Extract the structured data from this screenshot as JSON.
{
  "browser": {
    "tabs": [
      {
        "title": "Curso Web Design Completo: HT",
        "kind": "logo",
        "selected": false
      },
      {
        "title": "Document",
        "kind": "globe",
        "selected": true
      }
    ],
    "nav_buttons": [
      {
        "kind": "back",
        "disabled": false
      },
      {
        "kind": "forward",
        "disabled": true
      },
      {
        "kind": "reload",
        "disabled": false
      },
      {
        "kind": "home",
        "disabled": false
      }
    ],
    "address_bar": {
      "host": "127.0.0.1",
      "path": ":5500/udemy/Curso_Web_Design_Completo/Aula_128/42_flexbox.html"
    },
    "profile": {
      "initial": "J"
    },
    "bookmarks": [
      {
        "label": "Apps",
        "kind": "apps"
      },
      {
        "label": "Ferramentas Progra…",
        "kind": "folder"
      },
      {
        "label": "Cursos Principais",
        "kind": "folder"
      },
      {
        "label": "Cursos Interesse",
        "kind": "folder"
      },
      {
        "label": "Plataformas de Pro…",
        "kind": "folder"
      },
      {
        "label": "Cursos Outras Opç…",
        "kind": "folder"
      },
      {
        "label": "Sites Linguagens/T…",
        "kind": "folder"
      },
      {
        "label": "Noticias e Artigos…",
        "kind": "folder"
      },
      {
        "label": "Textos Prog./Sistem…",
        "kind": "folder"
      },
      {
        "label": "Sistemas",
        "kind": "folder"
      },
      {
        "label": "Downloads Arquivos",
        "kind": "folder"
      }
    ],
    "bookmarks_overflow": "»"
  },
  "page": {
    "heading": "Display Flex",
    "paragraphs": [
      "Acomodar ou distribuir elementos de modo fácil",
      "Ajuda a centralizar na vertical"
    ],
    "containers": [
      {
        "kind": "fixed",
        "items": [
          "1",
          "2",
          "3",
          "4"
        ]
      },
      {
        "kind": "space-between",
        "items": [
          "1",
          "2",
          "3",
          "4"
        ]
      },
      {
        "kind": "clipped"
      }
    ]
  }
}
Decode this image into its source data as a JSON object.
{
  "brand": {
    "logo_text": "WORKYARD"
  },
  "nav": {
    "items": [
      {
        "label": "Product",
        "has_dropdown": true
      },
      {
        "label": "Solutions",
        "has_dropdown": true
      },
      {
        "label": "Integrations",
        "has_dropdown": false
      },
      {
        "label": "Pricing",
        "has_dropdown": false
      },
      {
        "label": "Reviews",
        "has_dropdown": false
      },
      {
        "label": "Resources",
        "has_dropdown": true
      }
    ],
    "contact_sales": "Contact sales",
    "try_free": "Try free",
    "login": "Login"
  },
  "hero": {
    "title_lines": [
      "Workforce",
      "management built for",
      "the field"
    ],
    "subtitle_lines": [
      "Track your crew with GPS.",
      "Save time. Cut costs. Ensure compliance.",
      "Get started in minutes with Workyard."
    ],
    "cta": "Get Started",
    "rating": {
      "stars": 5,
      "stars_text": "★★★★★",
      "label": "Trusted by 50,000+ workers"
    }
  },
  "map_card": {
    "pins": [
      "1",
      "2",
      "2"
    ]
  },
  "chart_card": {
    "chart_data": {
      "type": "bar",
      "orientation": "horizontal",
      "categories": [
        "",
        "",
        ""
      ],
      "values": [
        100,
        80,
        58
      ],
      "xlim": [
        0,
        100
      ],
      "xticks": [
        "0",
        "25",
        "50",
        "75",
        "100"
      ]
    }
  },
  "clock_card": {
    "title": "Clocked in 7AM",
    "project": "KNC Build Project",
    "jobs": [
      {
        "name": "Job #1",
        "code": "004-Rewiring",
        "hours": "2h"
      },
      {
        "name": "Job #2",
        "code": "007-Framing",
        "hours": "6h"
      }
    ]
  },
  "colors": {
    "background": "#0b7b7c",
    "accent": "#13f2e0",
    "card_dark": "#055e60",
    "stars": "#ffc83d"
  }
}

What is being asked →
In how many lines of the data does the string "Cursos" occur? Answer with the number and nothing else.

Response to this task →
3